On barium enema examination, the polyps appear as sessile or pedunculated lesions scattered throughout the colon. Although the rectum and left colon are involved more frequently than the right colon, myriads of polyps often blanket the entire length of the colon. With diffuse disease, the colon can appear to be “poorly prepared”; however, in familial polyposis the true adenomatous polyps remain fixed in position with palpation, unlike retained fecal material, which is usually freely movable.

Because patients with familial polyposis have virtually a 100 percent risk of developing carcinoma of the colon or rectum, total colectomy is usually recommended at the time of diagnosis.

Gardner’s Syndrome

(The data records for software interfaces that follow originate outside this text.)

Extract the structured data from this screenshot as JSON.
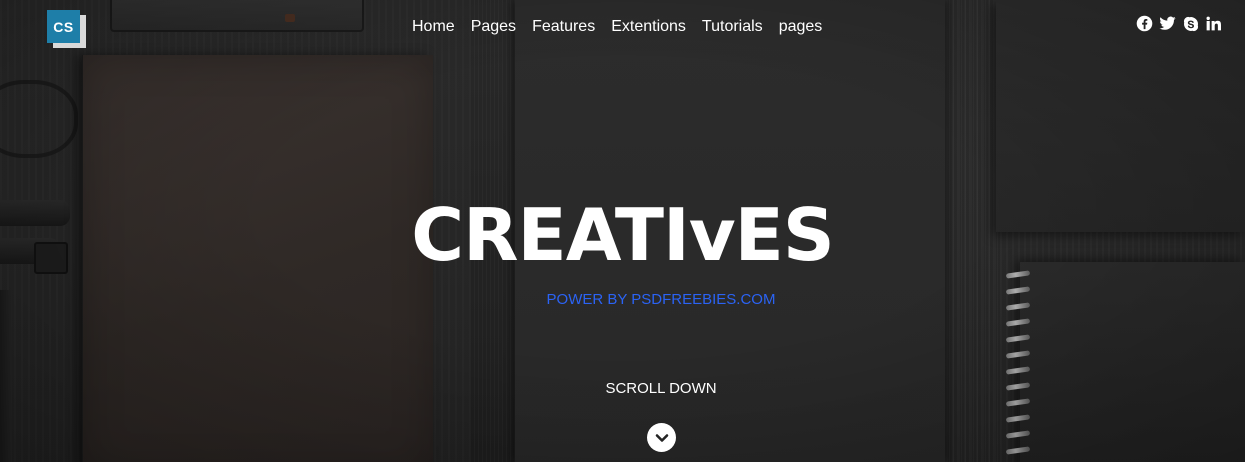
{
  "brand": {
    "logo_text": "CS",
    "accent_color": "#1e7ea8"
  },
  "nav": {
    "items": [
      {
        "label": "Home"
      },
      {
        "label": "Pages"
      },
      {
        "label": "Features"
      },
      {
        "label": "Extentions"
      },
      {
        "label": "Tutorials"
      },
      {
        "label": "pages"
      }
    ]
  },
  "social": {
    "icons": [
      "facebook-icon",
      "twitter-icon",
      "skype-icon",
      "linkedin-icon"
    ]
  },
  "hero": {
    "title": "CREATIvES",
    "subtitle": "POWER BY PSDFREEBIES.COM",
    "subtitle_color": "#2b63f4",
    "scroll_label": "SCROLL DOWN",
    "scroll_icon": "chevron-down-icon"
  }
}
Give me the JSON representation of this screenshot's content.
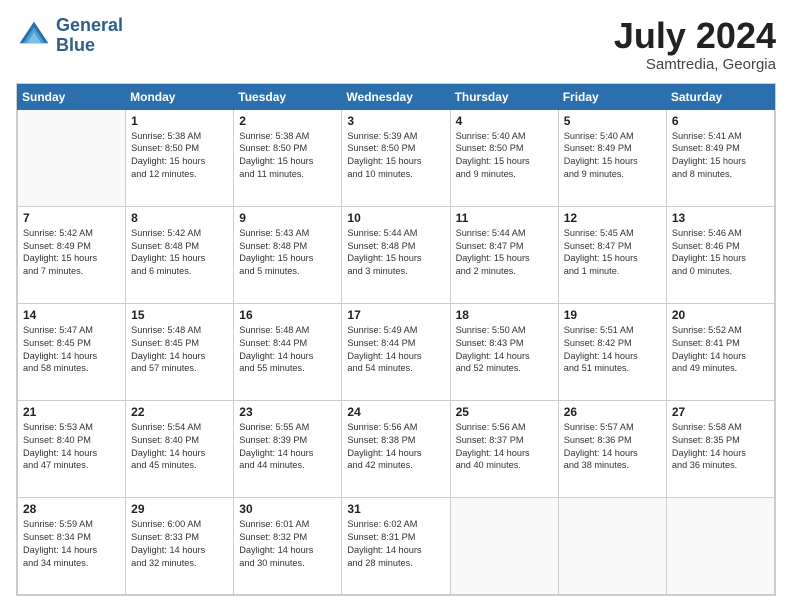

Gardner’s syndrome is an inherited disorder (autosomal dominant) in which diffuse colonic polyposis is associated with bony abnormalities and soft tissue tumors. Osteomas are common, especially in the paranasal sinuses. Sebaceous cysts and subcutaneous fibromas, leiomyomas, and lipomas are often seen. Exostoses and cortical thickening can involve the long bones and ribs. Dental abnormalities are not infrequent and include odontomas, extra teeth, unerupted teeth, and a propensity toward numerous caries.

The distribution and appearance of the adenomatous polyps in Gardner’s syndrome are indistinguishable from the pattern in familial polyposis. The polyps are almost always limited to the colon and rectum; extracolonic polyps occasionally occur in the small bowel and stomach. Like patients with familial polyposis, patients with Gardner’s syndrome have almost a 100 percent risk of developing carcinoma of the colon or rectum. Therefore, a total colectomy is recommended. In addition, patients with Gardner’s syndrome appear to have a predilection toward small bowel malignancies, particularly in the pancreaticoduodenal region.